‘Interim’ rail trail? Commission could open saga’s next chapter Thursday

The Santa Cruz County Regional Transportation Commission is slated to vote Thursday on whether to study the option of creating a temporary path for bikers and pedestrians along the rail corridor, which could involve removing existing railroad tracks.

With plans for electric passenger rail effectively in a “timeout,” the Santa Cruz County Regional Transportation Commission will reconvene Thursday to consider another option in the ever-evolving rail trail picture: a so-called “interim trail” that could see railroad tracks temporarily removed.

Commissioners are slated to vote on whether to study a new option for at least certain segments of the rail corridor: an interim trail that would create a path for bikers and pedestrians while more permanent options continue to be evaluated.

A plan to move forward with a business plan for electric passenger rail — previously identified as the locally preferred alternative — failed in April in a tie vote among the 12 commissioners.

Afterward, Sarah Christensen, a senior transportation engineer with the RTC, said that rail transit is “not happening at this time,” and is “more being considered a long-term investment.”
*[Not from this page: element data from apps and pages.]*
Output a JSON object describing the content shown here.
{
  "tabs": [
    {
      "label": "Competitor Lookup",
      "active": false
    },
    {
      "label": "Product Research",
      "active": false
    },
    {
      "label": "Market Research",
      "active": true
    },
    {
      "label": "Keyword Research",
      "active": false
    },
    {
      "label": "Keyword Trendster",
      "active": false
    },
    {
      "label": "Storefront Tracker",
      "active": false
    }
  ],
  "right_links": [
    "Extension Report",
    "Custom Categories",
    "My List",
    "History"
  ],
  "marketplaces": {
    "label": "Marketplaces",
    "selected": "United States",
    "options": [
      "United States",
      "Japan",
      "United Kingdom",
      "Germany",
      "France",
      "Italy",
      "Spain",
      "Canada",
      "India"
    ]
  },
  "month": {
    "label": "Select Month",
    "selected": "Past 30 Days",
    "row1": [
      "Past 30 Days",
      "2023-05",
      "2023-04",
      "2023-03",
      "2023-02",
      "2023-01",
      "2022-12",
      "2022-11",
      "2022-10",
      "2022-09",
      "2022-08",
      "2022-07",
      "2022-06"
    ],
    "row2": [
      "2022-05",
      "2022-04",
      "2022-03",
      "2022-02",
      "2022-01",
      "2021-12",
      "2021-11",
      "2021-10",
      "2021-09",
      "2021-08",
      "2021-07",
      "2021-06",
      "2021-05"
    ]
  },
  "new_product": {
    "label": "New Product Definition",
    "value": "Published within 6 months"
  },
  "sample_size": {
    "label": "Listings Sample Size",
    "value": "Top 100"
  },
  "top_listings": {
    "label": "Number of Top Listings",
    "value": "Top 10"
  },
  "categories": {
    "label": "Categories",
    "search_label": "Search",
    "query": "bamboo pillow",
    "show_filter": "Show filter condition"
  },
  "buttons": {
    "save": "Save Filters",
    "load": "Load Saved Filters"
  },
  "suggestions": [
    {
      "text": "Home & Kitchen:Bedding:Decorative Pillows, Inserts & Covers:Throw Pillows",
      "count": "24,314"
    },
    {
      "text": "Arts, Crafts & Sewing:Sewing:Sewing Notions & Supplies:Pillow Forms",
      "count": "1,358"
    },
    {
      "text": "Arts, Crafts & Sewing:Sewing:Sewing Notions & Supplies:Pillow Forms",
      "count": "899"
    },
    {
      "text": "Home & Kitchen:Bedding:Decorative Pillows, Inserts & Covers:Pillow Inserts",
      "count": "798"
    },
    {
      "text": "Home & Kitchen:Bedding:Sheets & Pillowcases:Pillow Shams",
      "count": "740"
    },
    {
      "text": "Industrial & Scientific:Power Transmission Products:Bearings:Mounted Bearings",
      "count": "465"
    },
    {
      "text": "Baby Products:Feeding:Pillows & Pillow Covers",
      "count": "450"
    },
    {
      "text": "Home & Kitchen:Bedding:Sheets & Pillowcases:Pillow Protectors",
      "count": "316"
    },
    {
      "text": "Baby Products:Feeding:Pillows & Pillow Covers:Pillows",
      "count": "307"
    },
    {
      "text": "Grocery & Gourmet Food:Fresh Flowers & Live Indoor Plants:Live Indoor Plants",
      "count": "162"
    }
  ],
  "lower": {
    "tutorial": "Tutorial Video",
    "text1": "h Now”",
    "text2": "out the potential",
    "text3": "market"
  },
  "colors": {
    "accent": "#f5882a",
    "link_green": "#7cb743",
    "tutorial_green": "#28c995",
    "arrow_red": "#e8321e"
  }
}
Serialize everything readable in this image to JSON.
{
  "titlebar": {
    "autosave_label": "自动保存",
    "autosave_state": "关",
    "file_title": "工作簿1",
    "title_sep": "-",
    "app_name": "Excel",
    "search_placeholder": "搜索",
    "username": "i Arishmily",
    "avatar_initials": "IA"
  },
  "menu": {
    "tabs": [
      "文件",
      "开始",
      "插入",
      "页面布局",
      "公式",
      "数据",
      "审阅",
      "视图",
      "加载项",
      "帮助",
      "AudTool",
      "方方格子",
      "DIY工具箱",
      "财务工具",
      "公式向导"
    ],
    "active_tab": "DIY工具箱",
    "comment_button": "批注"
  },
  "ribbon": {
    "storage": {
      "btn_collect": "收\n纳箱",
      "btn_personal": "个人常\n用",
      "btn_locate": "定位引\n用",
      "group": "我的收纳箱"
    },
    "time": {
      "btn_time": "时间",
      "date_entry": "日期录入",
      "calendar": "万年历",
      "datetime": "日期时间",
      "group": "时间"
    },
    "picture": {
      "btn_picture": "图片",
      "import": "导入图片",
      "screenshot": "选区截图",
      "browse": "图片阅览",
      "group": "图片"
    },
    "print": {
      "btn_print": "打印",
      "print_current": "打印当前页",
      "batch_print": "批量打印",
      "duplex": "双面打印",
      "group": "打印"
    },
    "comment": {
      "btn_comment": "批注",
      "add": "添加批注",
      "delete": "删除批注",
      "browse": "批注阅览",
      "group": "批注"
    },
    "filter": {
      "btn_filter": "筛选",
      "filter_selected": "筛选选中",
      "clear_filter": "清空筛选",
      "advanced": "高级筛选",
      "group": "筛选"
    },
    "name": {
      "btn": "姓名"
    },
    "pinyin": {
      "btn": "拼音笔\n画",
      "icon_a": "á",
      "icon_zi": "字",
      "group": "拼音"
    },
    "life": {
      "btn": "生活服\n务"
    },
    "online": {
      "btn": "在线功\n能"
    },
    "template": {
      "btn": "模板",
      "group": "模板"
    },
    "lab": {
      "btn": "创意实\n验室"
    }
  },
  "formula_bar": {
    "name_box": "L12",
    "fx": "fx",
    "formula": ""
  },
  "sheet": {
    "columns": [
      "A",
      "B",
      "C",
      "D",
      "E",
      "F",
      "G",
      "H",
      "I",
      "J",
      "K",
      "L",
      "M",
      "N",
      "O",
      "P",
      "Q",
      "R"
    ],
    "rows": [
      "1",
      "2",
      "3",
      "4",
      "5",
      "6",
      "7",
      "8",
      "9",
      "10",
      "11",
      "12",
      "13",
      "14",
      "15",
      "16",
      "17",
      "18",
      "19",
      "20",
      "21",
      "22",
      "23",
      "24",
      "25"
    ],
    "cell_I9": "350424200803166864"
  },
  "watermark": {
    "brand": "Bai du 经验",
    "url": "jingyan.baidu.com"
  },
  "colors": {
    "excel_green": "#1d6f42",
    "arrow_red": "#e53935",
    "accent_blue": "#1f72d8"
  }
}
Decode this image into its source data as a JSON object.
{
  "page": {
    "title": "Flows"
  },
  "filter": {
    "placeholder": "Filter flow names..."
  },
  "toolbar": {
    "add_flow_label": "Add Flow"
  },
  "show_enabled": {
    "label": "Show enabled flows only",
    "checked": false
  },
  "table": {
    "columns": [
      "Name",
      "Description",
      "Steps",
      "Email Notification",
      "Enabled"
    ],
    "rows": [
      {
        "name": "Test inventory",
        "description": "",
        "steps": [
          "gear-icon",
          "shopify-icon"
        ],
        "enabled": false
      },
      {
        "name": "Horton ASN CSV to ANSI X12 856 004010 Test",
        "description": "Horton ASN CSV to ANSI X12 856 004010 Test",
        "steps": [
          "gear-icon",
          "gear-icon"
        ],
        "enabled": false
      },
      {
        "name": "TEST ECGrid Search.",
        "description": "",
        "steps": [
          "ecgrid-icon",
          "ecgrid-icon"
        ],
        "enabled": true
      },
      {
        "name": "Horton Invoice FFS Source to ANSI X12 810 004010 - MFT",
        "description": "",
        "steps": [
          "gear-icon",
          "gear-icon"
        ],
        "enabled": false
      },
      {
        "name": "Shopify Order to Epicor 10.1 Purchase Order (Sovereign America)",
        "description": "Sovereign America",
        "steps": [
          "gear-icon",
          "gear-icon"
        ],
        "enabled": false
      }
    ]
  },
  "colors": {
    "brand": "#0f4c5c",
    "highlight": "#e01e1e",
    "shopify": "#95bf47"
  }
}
Thursday’s vote will decide whether RTC staff can begin evaluating the interim trail alternative for two segments of the rail corridor. The first is Segment 12 of the Coastal Rail Trail, which spans State Park Drive to Rio Del Mar Boulevard in Aptos along the Santa Cruz Branch Rail Line. The second segment is along the Capitola Trestle bridge.

Passionate voices on both sides of the debate contributed to public comment ahead of Thursday’s meeting — with railbanking, the process in which railroad tracks are removed temporarily, of particular concern.

Friends of the Rail Trail, a pro-rail advocacy group, asked via board chair Faina Segal that RTC staff consider “the full costs and fundability of the temporary removal of the rail line, construction of the interim trail, restoration of the rail line and reconstruction of a permanent trail.” Its statement also alleged that railbanking often leads to tracks being removed and never restored.

Meanwhile, Aptos’ Jack Brown was among several residents of Aptos and Capitola who expressed their support for the interim trail.

“I fully support the decision to give the proper research to an interim trail,” Brown wrote. “Since the funding simply does not exist to create a train system in the next several decades, we really need to concentrate on revitalizing Metro, Lift and Paracruz, look at more solutions to eliminate commutes between South County and points north (e.g. more county offices being located in South County) and opening the unused rail corridor to inner and inter-community active transportation.”